At our monthly Meet the Tea Farmer event on 25th November our guest tea farmer was Noriyasu Uejima – a 5th generation tea farmer from Wazuka, Kyoto.
Uejima-san decided to continue his dad’s activity as a tea farmer when he was 22 years old. Soon he realised it wasn’t an easy task and one that often does not offer a good income. Instead of selling at tea auction like his father always had, he started selling the teas directly to customers – he likes when he can see directly that people enjoy his teas. Traditionally, his family produced only sencha, but around 15 years ago they started also producing tencha, at a time when there was almost no matcha production in Wazuka. Now Uejima-san production consist of a 30% of sencha and 70% of tencha/matcha. During the event all together we tried one of his matchas and one of his hojichas.
Uejima san produces 4 kinds of matcha and the one we tried he calls it “kaze”, that in Japanese means “wind”. It is an usucha grade from Samidori cultivar: a cultival whose origin is in Kyoto and whose characteristic is its creaminess and almost fruity taste.

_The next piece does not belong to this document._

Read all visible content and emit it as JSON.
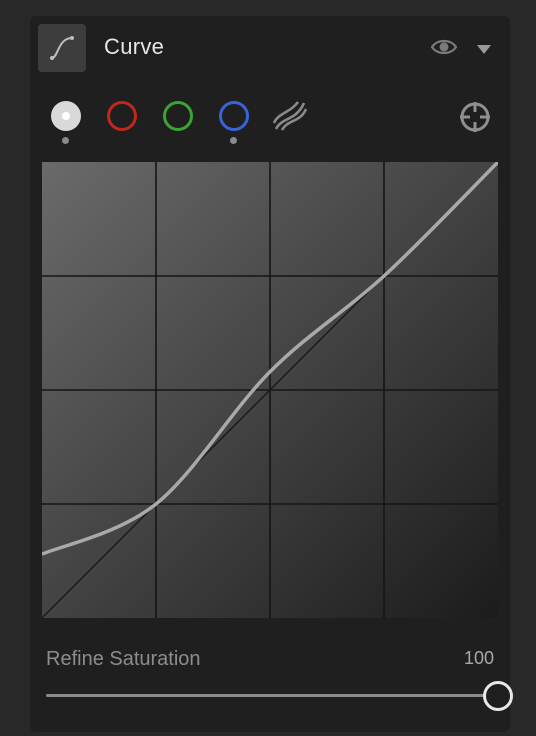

He showed us his way of preparing matcha: first ad only 1/3 of the water we are going to use to the matcha, and slowly mix it with the chasen – this helps to dissolve the clumps. Then, add the rest of the water (around 50 ml) at hot temperature and whisk for 10 to 15 seconds. The matcha was sweet and had no astringency at all! Paula, one of the participants, said that the name was actually a good one, cause she felt like a whirlwind in her mouth after drinking it!
The other tea we tried was a light roast kuki-hojicha, made from second flush sencha stems. Uejima san suggested to brew it at boiling water for 30 or 40 seconds to extract more aroma and more taste of the tea. This tea is actually served at the Ritz Carlton Kyoto afternoon tea!
While we sipped at the teas, the conversation went on different topics and questions from the people attending. How the drinking style has changed in Japan in recent years? Pet bottles have become the common way in the recent years while traditional kyusu teapots are disappearing from common households. Which is Uejima san’s favourite teapot? A houhin designed by himself (!!!). The difference between koicha and usucha. Why young people in Japan decide to give up on the family tea farming business? Tea farming being a hard job, the young generations often prefer doing something else; but there are also new people whose family had nothing to do with tea that want to start tea farming and Uejima san has been training some of them who arrived to Wazuka. And he also has been going to Vietnam for the past 5 years to teach tea production there.
With all those topics, an hour and a half went by very fast!
You can find Uejima-san’s teas on his Japanese website here.
Our next Meet the Tea Farmer event will take place in January 2021 after a holiday break. We are happy to host these events and see how much the participants and the tea producers enjoy it!